Times Staff Writer

The Glendale City Council this week adopted a $192-million spending plan for the coming year after rejecting a request to set aside $880,000 in the current year’s budget for low-income senior housing.

In approving the 1986-87 budget Tuesday, the council allocated a record $19.4 million for capital improvements, including $2 million toward purchase of the 746-acre Inter-Valley Ranch, $1.1 million to build a two-mile pipeline to carry treated sewage water from the city’s treatment plant to Forest Lawn Memorial Park and $550,000 to install fire sprinklers in the Brand Park and Central Branch libraries.

Council members praised city officials and their predecessors for sound fiscal management of the city’s resources. Mayor Larry Zarian pointed out that Glendale is one of the few cities in the state, and possibly in the nation, that has no general bonded indebtedness. The city each year sets aside half of its sales tax revenue for capital improvement projects, which are completed on a pay-as-you-go basis.

No Money Left


However, council members said there is no money left in the 1985-86 budget, which expires next Monday, to set aside tax money earned this year by the Downtown Redevelopment Project. The project collects taxes on the increment between the old valuation of property and new valuation resulting from redevelopment.

Ken Carlson, a Glendale attorney who said he represents a group called the Glendale Coalition for Emergency Food and Shelter, asked council members to allocate 20% of tax increment revenues earned this year for low- and moderate-income housing, as required by state law. However, when the Legislature enacted the law, it allowed established redevelopment agencies, such as Glendale’s, to postpone allocating money for housing projects for up to 10 years so that agencies could meet prior commitments.

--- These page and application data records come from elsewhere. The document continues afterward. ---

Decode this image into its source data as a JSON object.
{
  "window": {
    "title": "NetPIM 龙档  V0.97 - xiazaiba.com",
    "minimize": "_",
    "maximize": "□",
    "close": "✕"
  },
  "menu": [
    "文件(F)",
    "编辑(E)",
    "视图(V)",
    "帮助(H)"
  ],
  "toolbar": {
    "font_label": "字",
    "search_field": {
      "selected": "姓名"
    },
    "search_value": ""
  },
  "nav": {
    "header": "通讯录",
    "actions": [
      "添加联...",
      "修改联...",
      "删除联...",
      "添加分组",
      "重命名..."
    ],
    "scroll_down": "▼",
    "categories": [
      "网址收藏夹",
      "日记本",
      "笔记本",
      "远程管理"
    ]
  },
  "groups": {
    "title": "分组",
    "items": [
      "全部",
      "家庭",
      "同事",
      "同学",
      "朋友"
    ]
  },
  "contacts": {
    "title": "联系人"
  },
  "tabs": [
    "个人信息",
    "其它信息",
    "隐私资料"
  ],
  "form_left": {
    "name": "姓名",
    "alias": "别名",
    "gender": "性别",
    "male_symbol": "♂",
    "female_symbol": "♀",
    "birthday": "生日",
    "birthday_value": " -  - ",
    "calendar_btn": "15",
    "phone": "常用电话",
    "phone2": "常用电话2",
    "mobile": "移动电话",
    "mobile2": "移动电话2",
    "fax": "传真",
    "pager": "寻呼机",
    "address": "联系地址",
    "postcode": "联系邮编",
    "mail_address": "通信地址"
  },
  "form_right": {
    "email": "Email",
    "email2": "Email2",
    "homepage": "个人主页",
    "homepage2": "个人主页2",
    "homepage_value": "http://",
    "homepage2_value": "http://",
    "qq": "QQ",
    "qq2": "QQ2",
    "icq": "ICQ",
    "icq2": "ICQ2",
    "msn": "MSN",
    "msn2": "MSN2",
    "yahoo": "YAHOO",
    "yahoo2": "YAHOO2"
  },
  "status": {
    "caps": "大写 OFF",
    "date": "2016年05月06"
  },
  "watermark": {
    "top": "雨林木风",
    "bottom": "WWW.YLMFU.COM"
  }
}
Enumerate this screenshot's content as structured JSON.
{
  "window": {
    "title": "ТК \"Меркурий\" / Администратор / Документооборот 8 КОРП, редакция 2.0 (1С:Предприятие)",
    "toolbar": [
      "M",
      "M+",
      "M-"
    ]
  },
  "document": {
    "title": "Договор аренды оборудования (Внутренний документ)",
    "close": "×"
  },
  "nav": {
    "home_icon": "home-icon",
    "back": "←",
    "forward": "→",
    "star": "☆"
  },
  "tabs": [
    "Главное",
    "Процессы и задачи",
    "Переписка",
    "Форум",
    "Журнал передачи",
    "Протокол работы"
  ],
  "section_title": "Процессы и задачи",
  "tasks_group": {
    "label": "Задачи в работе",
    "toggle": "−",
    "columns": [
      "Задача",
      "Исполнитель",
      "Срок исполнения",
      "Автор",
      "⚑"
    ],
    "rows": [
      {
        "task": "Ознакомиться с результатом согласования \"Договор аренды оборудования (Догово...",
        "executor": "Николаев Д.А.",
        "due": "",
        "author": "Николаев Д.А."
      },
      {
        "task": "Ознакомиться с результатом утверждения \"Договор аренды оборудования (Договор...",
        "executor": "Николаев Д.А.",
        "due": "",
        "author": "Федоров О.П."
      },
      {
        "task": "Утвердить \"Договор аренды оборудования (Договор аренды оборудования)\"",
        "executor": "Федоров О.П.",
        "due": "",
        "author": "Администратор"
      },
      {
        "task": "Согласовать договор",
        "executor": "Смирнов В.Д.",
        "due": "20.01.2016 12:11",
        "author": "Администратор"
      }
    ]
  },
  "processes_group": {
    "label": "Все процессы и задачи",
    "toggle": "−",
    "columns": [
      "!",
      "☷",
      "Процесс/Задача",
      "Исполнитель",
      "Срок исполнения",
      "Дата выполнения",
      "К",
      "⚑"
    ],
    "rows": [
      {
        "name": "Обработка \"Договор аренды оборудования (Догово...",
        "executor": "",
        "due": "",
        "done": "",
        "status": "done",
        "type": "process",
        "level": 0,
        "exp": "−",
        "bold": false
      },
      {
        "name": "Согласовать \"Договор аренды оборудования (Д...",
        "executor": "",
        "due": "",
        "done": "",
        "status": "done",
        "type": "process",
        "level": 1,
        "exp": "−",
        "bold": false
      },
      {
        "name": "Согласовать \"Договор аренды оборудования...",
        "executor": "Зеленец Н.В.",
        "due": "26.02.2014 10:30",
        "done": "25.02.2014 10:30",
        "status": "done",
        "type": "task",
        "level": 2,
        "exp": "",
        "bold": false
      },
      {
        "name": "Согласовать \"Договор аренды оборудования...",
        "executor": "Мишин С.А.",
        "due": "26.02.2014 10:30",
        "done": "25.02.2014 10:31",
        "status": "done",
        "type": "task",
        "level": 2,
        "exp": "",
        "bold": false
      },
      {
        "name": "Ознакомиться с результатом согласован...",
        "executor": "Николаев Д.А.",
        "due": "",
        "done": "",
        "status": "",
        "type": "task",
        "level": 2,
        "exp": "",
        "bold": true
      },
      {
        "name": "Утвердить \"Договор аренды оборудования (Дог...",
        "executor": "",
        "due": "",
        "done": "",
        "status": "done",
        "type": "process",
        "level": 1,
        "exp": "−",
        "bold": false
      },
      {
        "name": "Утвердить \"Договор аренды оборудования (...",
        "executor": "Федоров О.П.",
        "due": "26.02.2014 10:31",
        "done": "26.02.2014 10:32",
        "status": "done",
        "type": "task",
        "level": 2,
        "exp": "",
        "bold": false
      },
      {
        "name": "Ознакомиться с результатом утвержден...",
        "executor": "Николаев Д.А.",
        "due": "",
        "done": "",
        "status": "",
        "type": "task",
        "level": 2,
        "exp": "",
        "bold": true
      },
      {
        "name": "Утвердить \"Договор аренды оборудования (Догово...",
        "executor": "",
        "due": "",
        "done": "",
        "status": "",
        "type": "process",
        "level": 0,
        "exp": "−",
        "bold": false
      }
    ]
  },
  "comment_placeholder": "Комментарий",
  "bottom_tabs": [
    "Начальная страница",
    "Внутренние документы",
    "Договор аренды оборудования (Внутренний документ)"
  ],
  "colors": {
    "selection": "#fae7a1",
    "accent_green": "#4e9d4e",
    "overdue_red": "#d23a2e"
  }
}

Carlson, who has unsuccessfully campaigned for election to the council, said the funds sought “are not a great amount, but a good start” toward resolving “an urgent and critical need” for housing for seniors. He said the money could be used for a variety of projects, ranging from rent subsidies for seniors to seed money for new housing projects.

Spending for Redevelopment


However, Mayor Zarian said the city will earn more money for use on housing later if it spends its increment revenues on redevelopment projects now, which in turn will generate more revenues.

Among projects the city wants to build first are a major luxury hotel and convention facility downtown and a parking garage that will facilitate redevelopment of a two blocks along Brand Boulevard and Broadway.

The council, acting as the redevelopment agency, rejected Carlson’s request by a 4-0 vote. Councilman John F. Day was absent.

Susan Shick, executive director of redevelopment, said the city expects to hold a public hearing in August to decide if any revenues in the 1986-87 budget should be set aside for low- and moderate-income housing.